I used to think that was a load of baloney, of course you had nothing to do with your loved one’s demise. But then I birthed my four children, and I held two of them as they died. Clementine, she skipped from this world to the next in the blink of an eye and I had little time to think of where we went wrong as parents. My son Beckett was also home on hospice and all my attention rested on my family and getting through the holidays. Eight weeks after Minnie died, Beckett followed her home. It was an agonizing eight hours but we knew it was coming since the day prior. As I held him the sun set and everything around us darkened. I was unsure of every movement I made, was he comfortable? Did he know he was dying? Was he scared?
In the weeks and months after Beckett and Clementine died, the doubt crept in. Nothing and no one could reassure me that I had loved them enough. I began to joke about what a terrible mother I was, 50% of my kids croaked within two months of each other. I pushed us into movement; church, school, outings. Anything to keep us from being home, the place that I felt most defeated. Our house was supposed to be our safe haven, instead it echoed like a catacomb. The photos that hang on the walls are half-truths, two of those children don’t live here anymore. People ask how many kids I have and the words get stuck in my throat. How I have defined my existence for the last seven years, it was gone in a season.
After months of reading, and listening, practicing yoga, and attending grief groups and seminars, I finally realized why I was so stuck in my mourning.

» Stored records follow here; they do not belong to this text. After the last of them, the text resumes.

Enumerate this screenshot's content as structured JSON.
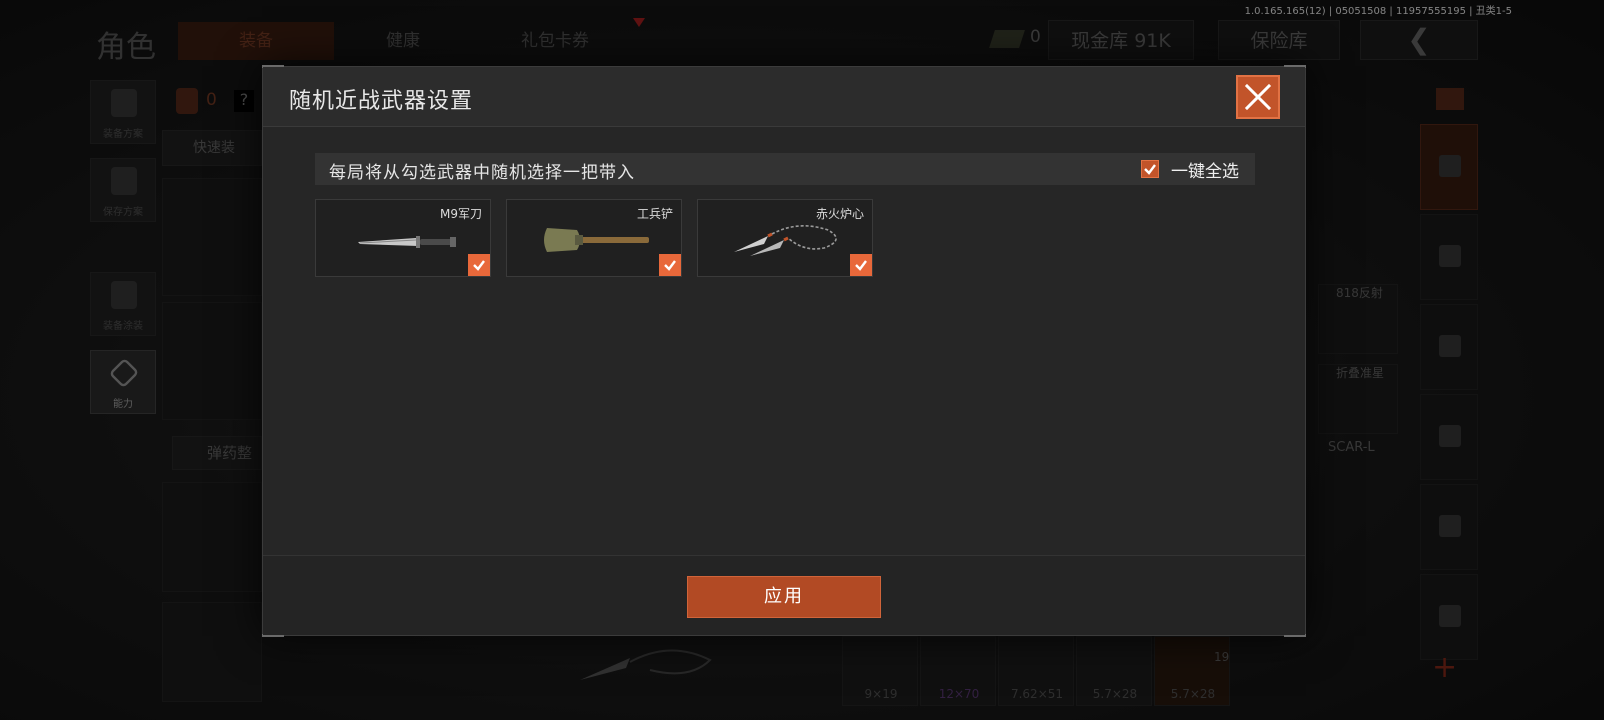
{
  "version_text": "1.0.165.165(12) | 05051508 | 11957555195 | 丑类1-5",
  "background": {
    "page_title": "角色",
    "tabs": [
      {
        "label": "装备",
        "active": true
      },
      {
        "label": "健康",
        "active": false
      },
      {
        "label": "礼包卡券",
        "active": false
      }
    ],
    "cash_count": "0",
    "vault_button": "现金库 91K",
    "safe_button": "保险库",
    "left_nav": [
      {
        "label": "装备方案",
        "icon": "backpack-icon"
      },
      {
        "label": "保存方案",
        "icon": "download-icon"
      },
      {
        "label": "装备涂装",
        "icon": "helmet-icon"
      },
      {
        "label": "能力",
        "icon": "ability-icon",
        "active": true
      }
    ],
    "bag_count": "0",
    "question_mark": "?",
    "quick_equip": "快速装",
    "ammo_button": "弹药整",
    "right_labels": [
      "818反射",
      "折叠准星",
      "SCAR-L"
    ],
    "ammo_types": [
      {
        "label": "9×19",
        "color": "#555555"
      },
      {
        "label": "12×70",
        "color": "#5d3b78"
      },
      {
        "label": "7.62×51",
        "color": "#555555"
      },
      {
        "label": "5.7×28",
        "color": "#555555"
      },
      {
        "label": "5.7×28",
        "color": "#555555"
      }
    ],
    "ammo_count": "19",
    "plus_symbol": "+"
  },
  "modal": {
    "title": "随机近战武器设置",
    "info_text": "每局将从勾选武器中随机选择一把带入",
    "select_all_label": "一键全选",
    "select_all_checked": true,
    "weapons": [
      {
        "name": "M9军刀",
        "checked": true,
        "icon": "bayonet-icon"
      },
      {
        "name": "工兵铲",
        "checked": true,
        "icon": "shovel-icon"
      },
      {
        "name": "赤火炉心",
        "checked": true,
        "icon": "rope-dart-icon"
      }
    ],
    "apply_label": "应用"
  },
  "colors": {
    "accent": "#c2542a",
    "accent_bright": "#e8683a",
    "modal_bg": "#262626"
  }
}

I had spent years defining myself by titles and job descriptions that would decay and wither. I am a mother of course, that will never change, but now when I introduce myself I use phrases that I alone can support: yogi, writer, reader, searcher, daughter of God. It took a while to dig in to find these things that define me, these words are not dependent on anyone else and at first that felt wrong to me. They are prideful and build me up, two things that women, especially mothers are told is selfish. I was floundering in my grief because I was taught to only serve those around me. The moment you enter marriage or motherhood, you must surrender to it completely and with that your sense of self is lost to the wind.
Before last year I was home to provide for my children, but now I am home because I choose to be. I love raising them, slowly and intentionally. I fill my day with schooling and laundry, but I also carve out time to read and pour myself into writing because one day Julia and Wilbur will not live in this home either. They will move out and on, as adults should do. I have heard the expression “parents should provide their children roots and wings”, but I believe it is the parents who need the roots more. Bringing up little ones is only meant to be for a season, they will be your babies forever but will you find your footing once they are gone?